Atrocities against Dalits are hardly new, even if the sense of impunity to the gau rakshaks is. Dalits have been denied entry into temples, access to drinking water and beaten for the most minor ‘transgressions’. Beyond the politics lies the far greater moral question of social justice. How does any modern nation tolerate such widespread, blatant apartheid against its own citizens?
T he yatra is on the move. Starting on August 5 from Ahmedabad, the Azaadi Kooch March (march towards freedom) will cover 350 km to converge at Una where it all began with a video of Dalits being thrashed for skinning the carcass of a dead cow. Neither Gujarat chief minister Anandiben Patel’s resignation nor Prime Minister Narendra Modi’s belated condemnation of vigilante ‘gau rakshaks’ has made a dent. On Independence Day, if things go as planned, the procession will arrive at and unfurl the tricolour at Una.

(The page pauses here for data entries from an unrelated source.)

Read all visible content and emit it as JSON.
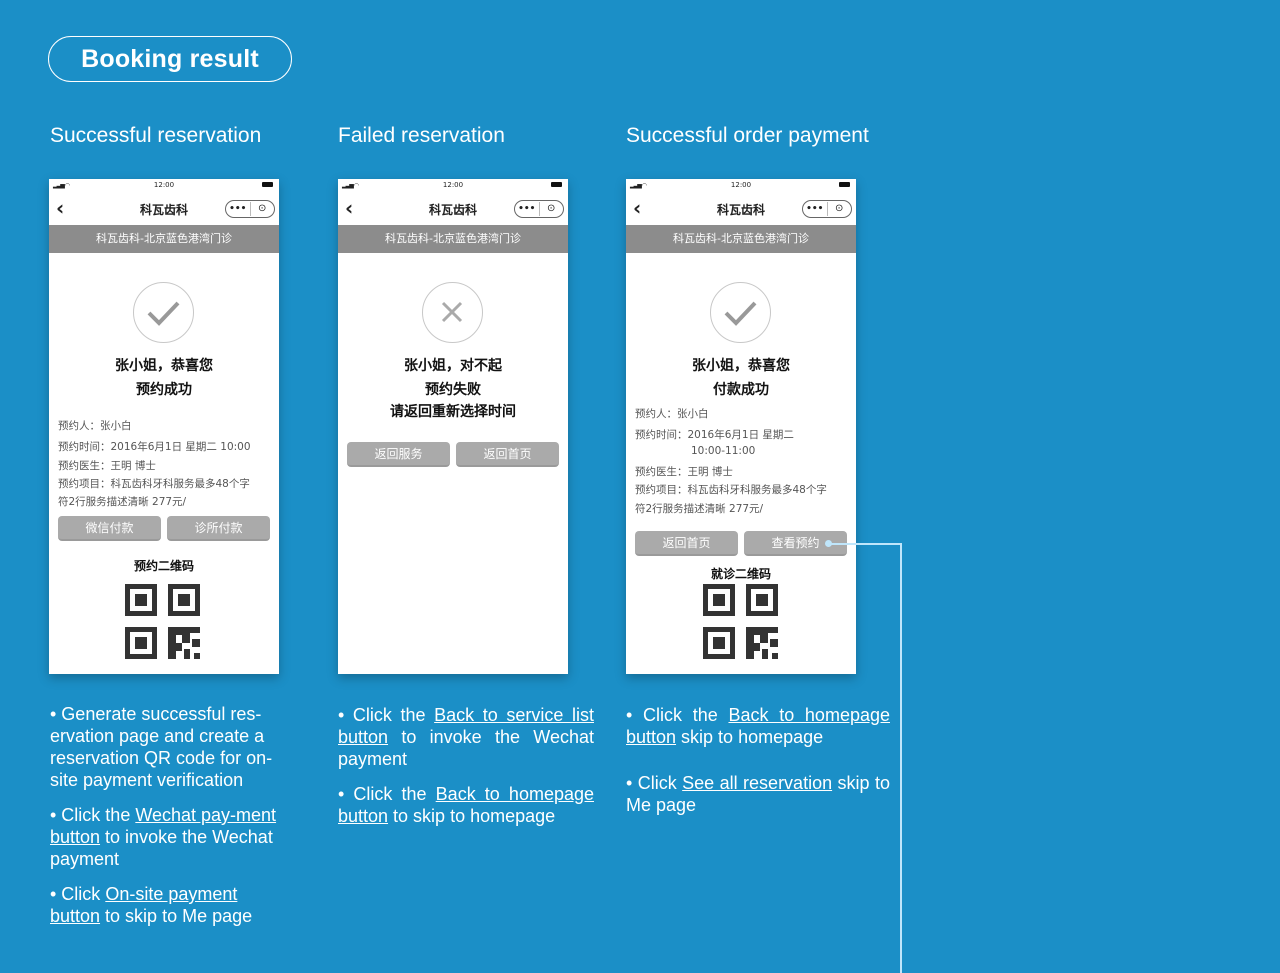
{
  "header": {
    "title": "Booking result"
  },
  "columns": [
    {
      "title": "Successful reservation"
    },
    {
      "title": "Failed reservation"
    },
    {
      "title": "Successful order payment"
    }
  ],
  "phone_common": {
    "status_time": "12:00",
    "nav_title": "科瓦齿科",
    "clinic_banner": "科瓦齿科-北京蓝色港湾门诊",
    "capsule_more": "•••",
    "capsule_close": "⊙"
  },
  "phone1": {
    "greeting": "张小姐，恭喜您",
    "result": "预约成功",
    "details": [
      "预约人：张小白",
      "预约时间：2016年6月1日 星期二 10:00",
      "预约医生：王明 博士",
      "预约项目：科瓦齿科牙科服务最多48个字",
      "符2行服务描述清晰 277元/"
    ],
    "btn_wechat": "微信付款",
    "btn_clinic": "诊所付款",
    "qr_title": "预约二维码"
  },
  "phone2": {
    "greeting": "张小姐，对不起",
    "result": "预约失败",
    "result2": "请返回重新选择时间",
    "btn_service": "返回服务",
    "btn_home": "返回首页"
  },
  "phone3": {
    "greeting": "张小姐，恭喜您",
    "result": "付款成功",
    "details": [
      "预约人：张小白",
      "预约时间：2016年6月1日 星期二",
      "10:00-11:00",
      "预约医生：王明 博士",
      "预约项目：科瓦齿科牙科服务最多48个字",
      "符2行服务描述清晰 277元/"
    ],
    "btn_home": "返回首页",
    "btn_view": "查看预约",
    "qr_title": "就诊二维码"
  },
  "notes": {
    "col1": {
      "n1": "• Generate successful res-ervation page and create a reservation QR code for on-site payment verification",
      "n2_pre": "• Click the ",
      "n2_link": "Wechat pay-ment button",
      "n2_post": " to invoke the Wechat payment",
      "n3_pre": "• Click ",
      "n3_link": "On-site payment button",
      "n3_post": "  to skip to Me page"
    },
    "col2": {
      "n1_pre": "• Click the ",
      "n1_link": "Back to service list button",
      "n1_post": " to invoke the Wechat payment",
      "n2_pre": "• Click the ",
      "n2_link": "Back to homepage button",
      "n2_post": " to skip to homepage"
    },
    "col3": {
      "n1_pre": "• Click the ",
      "n1_link": "Back to homepage button",
      "n1_post": " skip to homepage",
      "n2_pre": "• Click ",
      "n2_link": "See all reservation",
      "n2_post": " skip to Me page"
    }
  }
}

The purpose is not to raise the flag as much as it is at ‘giving a message to the government that Dalits will not tolerate any atrocities’ 35-year-old Jignesh Mevani, a former reporter turned activist who is leading the march, told PTI.
Mevani wants alternative economic opportunities for Dalits. At every village the rally passes through, Dalits take an oath to never pick up a carcass again. But the implications of the padyatra go beyond Gujarat.
Dalits comprise 16.6% of the total population; in Gujarat it’s 7% and in poll-bound UP, 20.5%. This might explain the uncharacteristic alacrity with which the BJP expelled its vice president Dayashankar Singh for his offensive remarks against Mayawati.
The Dalit vote is impossible to ignore. An analysis by India Today magazine finds that the BJP’s Dalit vote share doubled from 12% in 2009 to 24% in 2014. But caste-based violence continues to plague India 69 years after Independence. Article 17 of our Constitution bans the practice of untouchability while the Scheduled Caste/Scheduled Tribe (Prevention of Atrocities Act), 1989 provides for strong legal protection. Yet, the data is grim. The National Crime Records Bureau reports a 44% increase in violence against Dalits — up from 32,712 in 2010 to 47,064 in 2014.
Partly this spike is because of better reporting, partly it’s a backlash from upper castes as Dalits grow more assertive. “The upper castes are still stuck in a world where the Dalits and tribals are untouchables,” Kancha Illaiah, director of the Centre for the Study of Social Exclusion and Inclusive Policy told the website IndiaSpend.
But it is not just crime, including routine rape and systemic murder. It is not just the denial of jobs or the persistence of abhorrent practices like manual scavenging. It’s the ingrained and persistent practice of untouchability that grates. A November 2014 survey across 42,000 households across India by the National Council of Applied Economic Research and the University of Maryland found that one in four Indians admitted to practising some form of untouchability.
The focus on cow vigilantes is undoubtedly political. Emboldened by the BJP’s victory of May 2014, thuggish gau rakshak groups have crossed a line that could cost the BJP valuable votes in states like Uttar Pradesh and Punjab that have sizeable Dalit populations. It could also serve to create a new Dalit-Muslim political alliance that could potentially destabilise this government.
Atrocities against Dalits are hardly new, even if the sense of impunity to the gau rakshaks is. Dalits have been denied entry into temples, access to drinking water and even cremation grounds and beaten for the most minor ‘transgressions’. Beyond the politics lies the far greater moral question of social justice. How does any modern nation tolerate such widespread, blatant apartheid against its own citizens?
There is one difference and it lies in the nature of the protests. What we are witnessing in Gujarat could mark a new beginning of the annihilation of an old order. A new generation of a largely apolitical movement that is savvy on social media and articulate on various platforms, is no longer willing to tolerate the indignities heaped on their parents.
To dump the carcasses of cows outside administrative offices is a dramatic signal that sends an unambiguous message: Dalits can no longer be taken for granted. Patience for injustice is running thin, as it should. “My birth is my fatal accident,” wrote scholar Rohith Vemula in his suicide note. The march to Una aims to reverse that thought. Here’s wishing for its extinction.
See the article in Hindustan Times